“Racism is an idea which cannot die in a matter of a couple of decades." he said. "It has not gone away, but rather changed forms. It shows itself in the poor funding and care to schools in black neighborhoods, the disproportion of lead roles for blacks in blockbuster movies and cartoons, the unwillingness of state governments to address the high mortality rate of young black men due to violent crimes.”
Bullock said he expects the future for black people will continue to improve.
“I hope that we have such a high number of us shattering the negative stereotypes by becoming successful that we cause new positive stereotypes about our race to be created,” he said.
From Negro to colored to African-American
Being black means a legacy of triumph and brutality, said author and teacher Robyn McGee.
“Having a strong racial identity means loving your culture and heritage," she said. "It certainly does not mean hating other races. We should not let the media or any other outside forces define us.”
McGee grew up in Long Beach, California, where she still lives, and was one of the few black students in her schools. She remembers being called Simba and other racial slurs.
She found a community of black students when she went onto San Jose State University.
"It was so wonderful to feel like I belonged," she said. "In fact, my family says I was somewhat militant during that time. I was studying black history in college, so I guess I was both angry and proud.”
She said the black experience was unique because they were brought to America as slaves. Oppression, she said, made black people resilient, forgiving and strong.
“We have been called colored, Negro, black, Afro-American, African-American and the n-word,” she said. “But no matter what term appears on a government form, we are still here in the great U.S.A shaping the history, culture and future of the place we call our home.”

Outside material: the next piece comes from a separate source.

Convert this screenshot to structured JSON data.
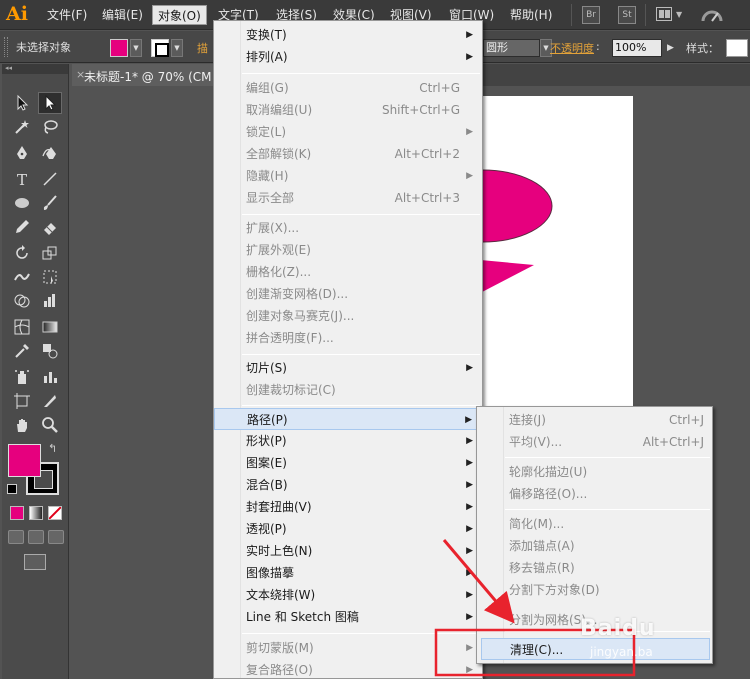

No more excuses
Diversity consultant and motivational speaker Omekongo Dibinga, 36, grew up with a Congolese name and whole lot of ignorance. White people disrespected him, he felt, because he was black; blacks disrespected him for his African roots.
“I really tried to grow up and just be like everybody else. I just wanted to fit in," he said. "At every juncture though, I just kept being reminded of how different I was."
Later, he attended a prestigious school in Boston, one where he forged his strong black identity.
"I basically decided that if everyone is going to keep disrespecting me because of my black and African culture, I am going to embrace it 100%," he said.
Now in Washington, Dibinga helps inform and empower people on the issues of race and diversity.
“I didn't create racism and intolerance, but I can help end them," he said.
He said black people must develop a "no excuse" mentality.
“We can rise above any challenge put in front of us from poverty to racism," he said. “We even helped elect the first black president. What do we have to complain about? There is a lot of good going on for black people now."
How does it feel to be black in America in 2012? Share your views and personal experiences in the comments area below or post your own video on CNN iReport.